## [Extracted records]
────────
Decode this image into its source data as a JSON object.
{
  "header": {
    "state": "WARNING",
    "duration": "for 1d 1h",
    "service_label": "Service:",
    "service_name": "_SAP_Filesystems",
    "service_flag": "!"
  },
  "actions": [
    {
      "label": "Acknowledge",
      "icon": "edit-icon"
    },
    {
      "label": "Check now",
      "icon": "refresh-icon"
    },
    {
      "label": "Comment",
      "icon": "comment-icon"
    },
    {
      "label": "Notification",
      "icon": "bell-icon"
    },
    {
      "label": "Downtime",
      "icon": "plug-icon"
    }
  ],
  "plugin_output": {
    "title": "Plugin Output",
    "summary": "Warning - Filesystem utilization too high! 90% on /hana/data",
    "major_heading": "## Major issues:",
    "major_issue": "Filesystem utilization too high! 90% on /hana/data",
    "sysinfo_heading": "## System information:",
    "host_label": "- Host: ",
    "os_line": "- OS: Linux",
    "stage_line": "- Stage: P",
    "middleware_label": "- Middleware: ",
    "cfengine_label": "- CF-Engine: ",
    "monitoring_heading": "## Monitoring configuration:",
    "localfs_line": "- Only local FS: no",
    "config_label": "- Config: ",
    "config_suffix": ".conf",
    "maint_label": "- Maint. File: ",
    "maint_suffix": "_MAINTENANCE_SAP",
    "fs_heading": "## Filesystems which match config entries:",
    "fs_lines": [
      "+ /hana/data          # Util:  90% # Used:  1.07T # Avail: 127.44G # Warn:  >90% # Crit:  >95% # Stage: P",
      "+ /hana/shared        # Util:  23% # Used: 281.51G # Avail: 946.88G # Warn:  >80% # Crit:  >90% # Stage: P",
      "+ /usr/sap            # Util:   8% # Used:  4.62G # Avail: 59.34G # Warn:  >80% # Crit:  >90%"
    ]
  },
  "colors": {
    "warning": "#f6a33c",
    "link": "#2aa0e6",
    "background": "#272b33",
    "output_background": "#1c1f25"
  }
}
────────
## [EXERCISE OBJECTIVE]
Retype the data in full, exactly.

## [ANSWER TO THE EXERCISE]
Decode this image into its source data as a JSON object.
{
  "header": {
    "state": "WARNING",
    "duration": "for 1d 1h",
    "service_label": "Service:",
    "service_name": "_SAP_Filesystems",
    "service_flag": "!"
  },
  "actions": [
    {
      "label": "Acknowledge",
      "icon": "edit-icon"
    },
    {
      "label": "Check now",
      "icon": "refresh-icon"
    },
    {
      "label": "Comment",
      "icon": "comment-icon"
    },
    {
      "label": "Notification",
      "icon": "bell-icon"
    },
    {
      "label": "Downtime",
      "icon": "plug-icon"
    }
  ],
  "plugin_output": {
    "title": "Plugin Output",
    "summary": "Warning - Filesystem utilization too high! 90% on /hana/data",
    "major_heading": "## Major issues:",
    "major_issue": "Filesystem utilization too high! 90% on /hana/data",
    "sysinfo_heading": "## System information:",
    "host_label": "- Host: ",
    "os_line": "- OS: Linux",
    "stage_line": "- Stage: P",
    "middleware_label": "- Middleware: ",
    "cfengine_label": "- CF-Engine: ",
    "monitoring_heading": "## Monitoring configuration:",
    "localfs_line": "- Only local FS: no",
    "config_label": "- Config: ",
    "config_suffix": ".conf",
    "maint_label": "- Maint. File: ",
    "maint_suffix": "_MAINTENANCE_SAP",
    "fs_heading": "## Filesystems which match config entries:",
    "fs_lines": [
      "+ /hana/data          # Util:  90% # Used:  1.07T # Avail: 127.44G # Warn:  >90% # Crit:  >95% # Stage: P",
      "+ /hana/shared        # Util:  23% # Used: 281.51G # Avail: 946.88G # Warn:  >80% # Crit:  >90% # Stage: P",
      "+ /usr/sap            # Util:   8% # Used:  4.62G # Avail: 59.34G # Warn:  >80% # Crit:  >90%"
    ]
  },
  "colors": {
    "warning": "#f6a33c",
    "link": "#2aa0e6",
    "background": "#272b33",
    "output_background": "#1c1f25"
  }
}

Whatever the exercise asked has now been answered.